OASIS Mailing List ArchivesView the OASIS mailing list archive below
or browse/search using MarkMail.


Help: OASIS Mailing Lists Help | MarkMail Help

[Date Prev][Date Next][Thread Prev][Thread Next][Date Index][Thread Index]

ANNOUNCE: XML in a Nutshell

I'm pleased to announce the official release of XML in a Nutshell by W.
Scott Means and Elliotte Rusty Harold (i.e. me).


This is a book a lot of developers have wanted for a long time now. Over
a year before the contract was signed, readers were showing up at the
O'Reilly booth at Internet World asking when XML in a Nutshell was going
to be released. There were a few sputters and starts along the way, and
as with all such books multiple deadlines were missed; but I'm pleased
to announce that XML in a Nutshell is now available at bookstores
everywhere. I think you'll like it.
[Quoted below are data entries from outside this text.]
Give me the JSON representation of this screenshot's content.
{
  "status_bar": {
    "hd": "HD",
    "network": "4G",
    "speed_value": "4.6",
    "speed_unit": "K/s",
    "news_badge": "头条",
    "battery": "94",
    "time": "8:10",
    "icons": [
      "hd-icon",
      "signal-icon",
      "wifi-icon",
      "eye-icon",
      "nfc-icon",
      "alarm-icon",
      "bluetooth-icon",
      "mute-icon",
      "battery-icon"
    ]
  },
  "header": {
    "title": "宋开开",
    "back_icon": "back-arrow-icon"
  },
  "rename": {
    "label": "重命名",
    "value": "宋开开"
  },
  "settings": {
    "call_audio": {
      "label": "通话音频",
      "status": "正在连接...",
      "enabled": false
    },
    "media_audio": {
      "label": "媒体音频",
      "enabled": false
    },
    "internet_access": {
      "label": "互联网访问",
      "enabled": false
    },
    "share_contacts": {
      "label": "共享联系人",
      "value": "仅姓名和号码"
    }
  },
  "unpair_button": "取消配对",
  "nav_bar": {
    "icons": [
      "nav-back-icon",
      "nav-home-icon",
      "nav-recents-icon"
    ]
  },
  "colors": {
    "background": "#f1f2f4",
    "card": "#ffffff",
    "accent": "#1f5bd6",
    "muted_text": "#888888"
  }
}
One of my favorite comments about The XML Bible came from a reader in
Norwich England who wrote, "It would seem to me that if you asked the
author to write 10,000 words about the colour blue, he would be able to
do it without breaking into a sweat." You know, I probably could write
10,000 words about blue, but I can write short books too, and XML in a
Nutshell is the book that proves it. I'd estimate that it covers over
twice the material that the XML Bible does in less than half the space
and at just about half the price. In fact, XML in a Nutshell even weighs
less than half what the XML Bible weighs, so not only will it not break
your budget; it won't break your back either. (Whether I can write this
concisely without the able aid of my coauthor W. Scott Means is still an
open question.) I still like the XML Bible. I think it's a good book,
but even I have to admit that I think twice before packing it in my
carry-on luggage.
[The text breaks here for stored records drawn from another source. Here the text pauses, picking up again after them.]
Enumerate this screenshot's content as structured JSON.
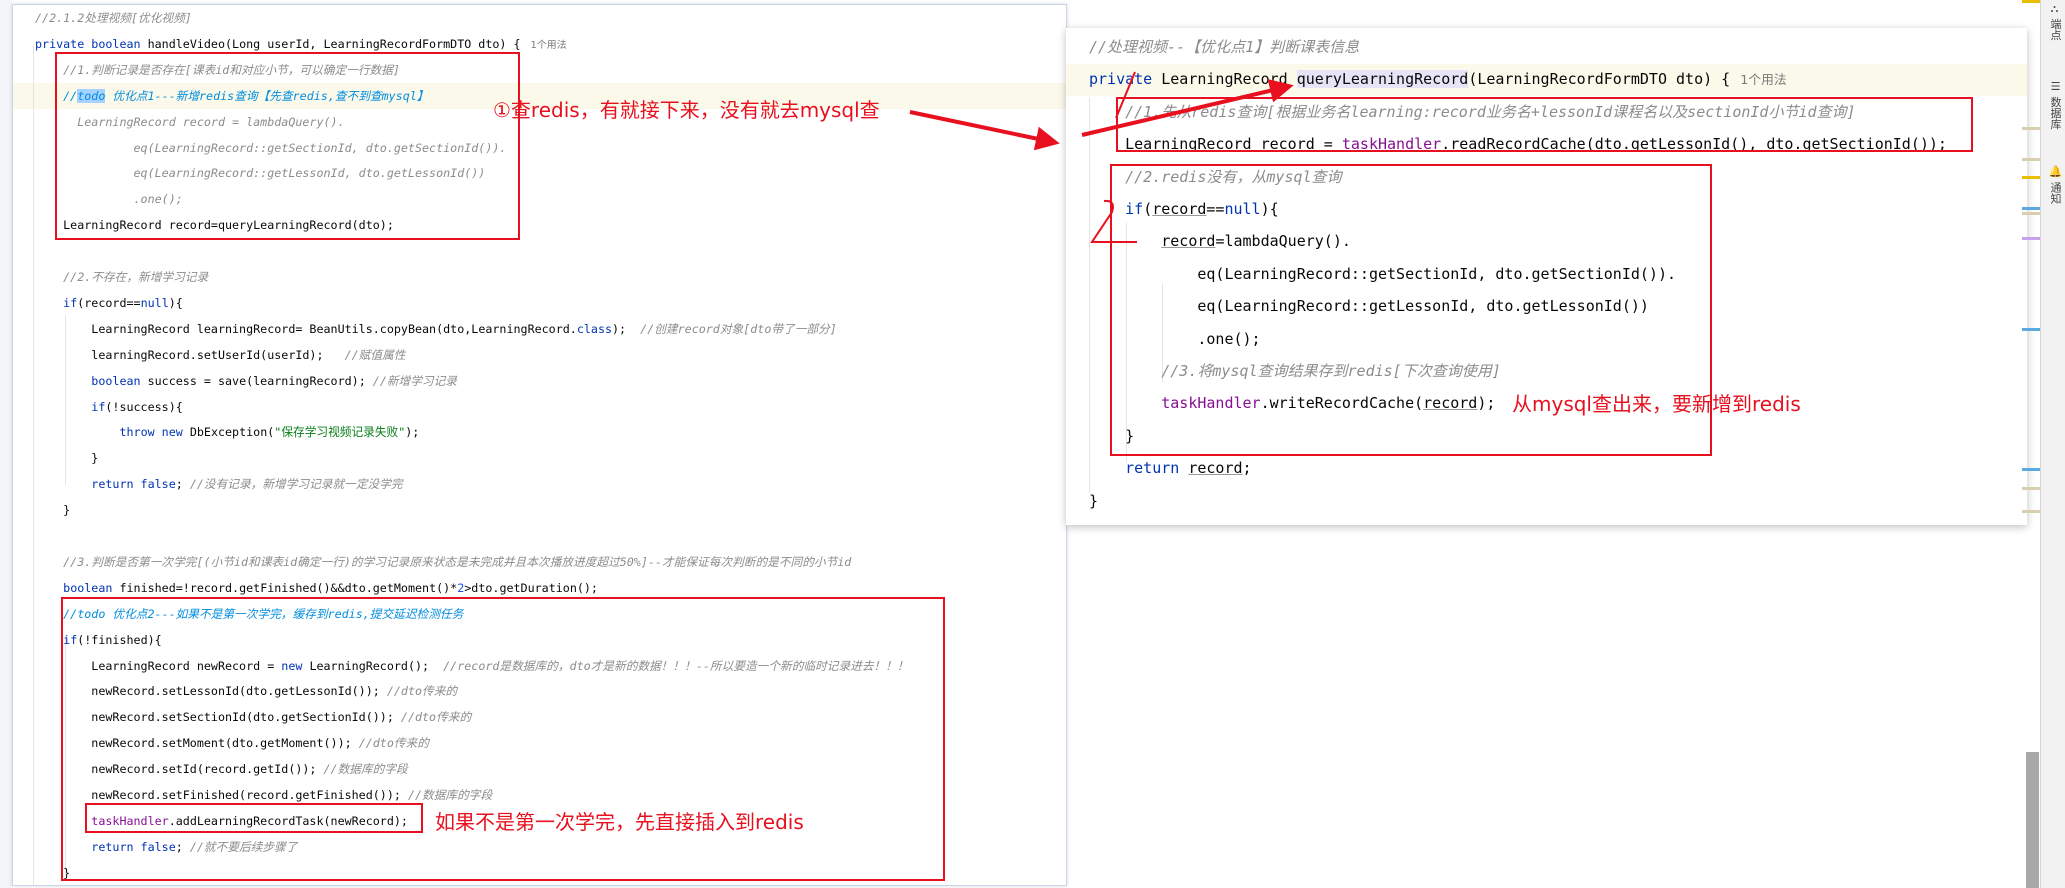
{
  "colors": {
    "annotation": "#e8101e",
    "keyword": "#0033b3",
    "comment": "#8c8c8c",
    "field": "#871094",
    "string": "#067d17"
  },
  "left_editor": {
    "lines": [
      [
        [
          "//2.1.2处理视频[优化视频]",
          "cm"
        ]
      ],
      [
        [
          "private boolean ",
          "kw"
        ],
        [
          "handleVideo(Long userId, LearningRecordFormDTO dto) {",
          "pl"
        ],
        [
          "1个用法",
          "hint"
        ]
      ],
      [
        [
          "    //1.判断记录是否存在[课表id和对应小节，可以确定一行数据]",
          "cm"
        ]
      ],
      [
        [
          "    //",
          "todo"
        ],
        [
          "todo",
          "todo sel"
        ],
        [
          " 优化点1---新增redis查询【先查redis,查不到查mysql】",
          "todo"
        ]
      ],
      [
        [
          "      LearningRecord record = lambdaQuery().",
          "cm"
        ]
      ],
      [
        [
          "              eq(LearningRecord::getSectionId, dto.getSectionId()).",
          "cm"
        ]
      ],
      [
        [
          "              eq(LearningRecord::getLessonId, dto.getLessonId())",
          "cm"
        ]
      ],
      [
        [
          "              .one();",
          "cm"
        ]
      ],
      [
        [
          "    LearningRecord record=queryLearningRecord(dto);",
          "pl"
        ]
      ],
      [],
      [
        [
          "    //2.不存在，新增学习记录",
          "cm"
        ]
      ],
      [
        [
          "    ",
          "pl"
        ],
        [
          "if",
          "kw"
        ],
        [
          "(record==",
          "pl"
        ],
        [
          "null",
          "kw"
        ],
        [
          "){",
          "pl"
        ]
      ],
      [
        [
          "        LearningRecord learningRecord= BeanUtils.",
          "pl"
        ],
        [
          "copyBean",
          "pl"
        ],
        [
          "(dto,LearningRecord.",
          "pl"
        ],
        [
          "class",
          "kw"
        ],
        [
          ");  ",
          "pl"
        ],
        [
          "//创建record对象[dto带了一部分]",
          "cm"
        ]
      ],
      [
        [
          "        learningRecord.setUserId(userId);   ",
          "pl"
        ],
        [
          "//赋值属性",
          "cm"
        ]
      ],
      [
        [
          "        ",
          "pl"
        ],
        [
          "boolean",
          "kw"
        ],
        [
          " success = save(learningRecord); ",
          "pl"
        ],
        [
          "//新增学习记录",
          "cm"
        ]
      ],
      [
        [
          "        ",
          "pl"
        ],
        [
          "if",
          "kw"
        ],
        [
          "(!success){",
          "pl"
        ]
      ],
      [
        [
          "            ",
          "pl"
        ],
        [
          "throw new",
          "kw"
        ],
        [
          " DbException(",
          "pl"
        ],
        [
          "\"保存学习视频记录失败\"",
          "str"
        ],
        [
          ");",
          "pl"
        ]
      ],
      [
        [
          "        }",
          "pl"
        ]
      ],
      [
        [
          "        ",
          "pl"
        ],
        [
          "return false",
          "kw"
        ],
        [
          "; ",
          "pl"
        ],
        [
          "//没有记录，新增学习记录就一定没学完",
          "cm"
        ]
      ],
      [
        [
          "    }",
          "pl"
        ]
      ],
      [],
      [
        [
          "    //3.判断是否第一次学完[(小节id和课表id确定一行)的学习记录原来状态是未完成并且本次播放进度超过50%]--才能保证每次判断的是不同的小节id",
          "cm"
        ]
      ],
      [
        [
          "    ",
          "pl"
        ],
        [
          "boolean",
          "kw"
        ],
        [
          " finished=!record.getFinished()&&dto.getMoment()*",
          "pl"
        ],
        [
          "2",
          "num"
        ],
        [
          ">dto.getDuration();",
          "pl"
        ]
      ],
      [
        [
          "    //todo 优化点2---如果不是第一次学完，缓存到redis,提交延迟检测任务",
          "todo"
        ]
      ],
      [
        [
          "    ",
          "pl"
        ],
        [
          "if",
          "kw"
        ],
        [
          "(!finished){",
          "pl"
        ]
      ],
      [
        [
          "        LearningRecord newRecord = ",
          "pl"
        ],
        [
          "new",
          "kw"
        ],
        [
          " LearningRecord();  ",
          "pl"
        ],
        [
          "//record是数据库的，dto才是新的数据！！！--所以要造一个新的临时记录进去！！！",
          "cm"
        ]
      ],
      [
        [
          "        newRecord.setLessonId(dto.getLessonId()); ",
          "pl"
        ],
        [
          "//dto传来的",
          "cm"
        ]
      ],
      [
        [
          "        newRecord.setSectionId(dto.getSectionId()); ",
          "pl"
        ],
        [
          "//dto传来的",
          "cm"
        ]
      ],
      [
        [
          "        newRecord.setMoment(dto.getMoment()); ",
          "pl"
        ],
        [
          "//dto传来的",
          "cm"
        ]
      ],
      [
        [
          "        newRecord.setId(record.getId()); ",
          "pl"
        ],
        [
          "//数据库的字段",
          "cm"
        ]
      ],
      [
        [
          "        newRecord.setFinished(record.getFinished()); ",
          "pl"
        ],
        [
          "//数据库的字段",
          "cm"
        ]
      ],
      [
        [
          "        ",
          "pl"
        ],
        [
          "taskHandler",
          "fld"
        ],
        [
          ".addLearningRecordTask(newRecord);",
          "pl"
        ]
      ],
      [
        [
          "        ",
          "pl"
        ],
        [
          "return false",
          "kw"
        ],
        [
          "; ",
          "pl"
        ],
        [
          "//就不要后续步骤了",
          "cm"
        ]
      ],
      [
        [
          "    }",
          "pl"
        ]
      ]
    ]
  },
  "right_editor": {
    "lines": [
      [
        [
          "//处理视频--【优化点1】判断课表信息",
          "cm"
        ]
      ],
      [
        [
          "private ",
          "kw"
        ],
        [
          "LearningRecord ",
          "pl"
        ],
        [
          "queryLearningRecord",
          "pl usage"
        ],
        [
          "(LearningRecordFormDTO dto) {",
          "pl"
        ],
        [
          "1个用法",
          "hint"
        ]
      ],
      [
        [
          "    //1.先从redis查询[根据业务名learning:record业务名+lessonId课程名以及sectionId小节id查询]",
          "cm"
        ]
      ],
      [
        [
          "    LearningRecord ",
          "pl"
        ],
        [
          "record",
          "pl ul"
        ],
        [
          " = ",
          "pl"
        ],
        [
          "taskHandler",
          "fld"
        ],
        [
          ".readRecordCache(dto.getLessonId(), dto.getSectionId());",
          "pl"
        ]
      ],
      [
        [
          "    //2.redis没有，从mysql查询",
          "cm"
        ]
      ],
      [
        [
          "    ",
          "pl"
        ],
        [
          "if",
          "kw"
        ],
        [
          "(",
          "pl"
        ],
        [
          "record",
          "pl ul"
        ],
        [
          "==",
          "pl"
        ],
        [
          "null",
          "kw"
        ],
        [
          "){",
          "pl"
        ]
      ],
      [
        [
          "        ",
          "pl"
        ],
        [
          "record",
          "pl ul"
        ],
        [
          "=lambdaQuery().",
          "pl"
        ]
      ],
      [
        [
          "            eq(LearningRecord::getSectionId, dto.getSectionId()).",
          "pl"
        ]
      ],
      [
        [
          "            eq(LearningRecord::getLessonId, dto.getLessonId())",
          "pl"
        ]
      ],
      [
        [
          "            .one();",
          "pl"
        ]
      ],
      [
        [
          "        //3.将mysql查询结果存到redis[下次查询使用]",
          "cm"
        ]
      ],
      [
        [
          "        ",
          "pl"
        ],
        [
          "taskHandler",
          "fld"
        ],
        [
          ".writeRecordCache(",
          "pl"
        ],
        [
          "record",
          "pl ul"
        ],
        [
          ");",
          "pl"
        ]
      ],
      [
        [
          "    }",
          "pl"
        ]
      ],
      [
        [
          "    ",
          "pl"
        ],
        [
          "return",
          "kw"
        ],
        [
          " ",
          "pl"
        ],
        [
          "record",
          "pl ul"
        ],
        [
          ";",
          "pl"
        ]
      ],
      [
        [
          "}",
          "pl"
        ]
      ]
    ]
  },
  "annotations": {
    "redis_first": "①查redis，有就接下来，没有就去mysql查",
    "insert_redis": "如果不是第一次学完，先直接插入到redis",
    "mysql_to_redis": "从mysql查出来，要新增到redis"
  },
  "sidebar": {
    "items": [
      {
        "label": "端点",
        "icon": "endpoints-icon"
      },
      {
        "label": "数据库",
        "icon": "database-icon"
      },
      {
        "label": "通知",
        "icon": "notifications-icon"
      }
    ]
  }
}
XML in a Nutshell, is a complete introduction to the state of the art in
XML as of early 2001 including well-formedness, DTDs, namespaces,
XLinks, XPointers, XPath, XHTML, XSLT, XSL-FO, SAX2, DOM2, Unicode, and
more. For those readers who've already learned everything you need to
know about XML, (which probably includes most members of this list :-) )
I know of no better reference to remind you of the things you've
forgotten. Part IV contains detailed references for XML, XSLT, SAX2,
DOM2, XPath, and Unicode; all carefully designed to facilitate fast
look-up when you just can't quite remember the name of that XSLT element
or the exact signature of that SAX method. Before Scott and I wrote this
book, I wasted way too much time searching the specifications of XML,
XSLT, DOM and more for little details like the proper namespace for SVG.
Now I just flip open XML in a Nutshell, and the answers I need are right
there. We wrote the reference work I always wanted to have.

Chapter 9, XPath, is online at
<http://www.oreilly.com/catalog/xmlnut/chapter/ch09.html> The source
code from the book is available at
<http://www.ibiblio.org/xml/books/xian/examples/index.html> If I've
succeeded in piqueing your interest, you should be able to find XML in a
Nutshell at almost any bookstore that carries computer books including
the online bookstores, Amazon, Barnes & Noble, FatBrain and Borders. If
you need to special order it, the ISBN number is 0-596-00058-8. It's
$29.95, published by O'Reilly, and written by Elliotte Rusty Harold and
W. Scott Means.

| Elliotte Rusty Harold | elharo@metalab.unc.edu | Writer/Programmer |
|                  The XML Bible (IDG Books, 1999)                   |
|              http://metalab.unc.edu/xml/books/bible/               |
|   http://www.amazon.com/exec/obidos/ISBN=0764532367/cafeaulaitA/   |
|  Read Cafe au Lait for Java News:  http://metalab.unc.edu/javafaq/ |
|  Read Cafe con Leche for XML News: http://metalab.unc.edu/xml/     |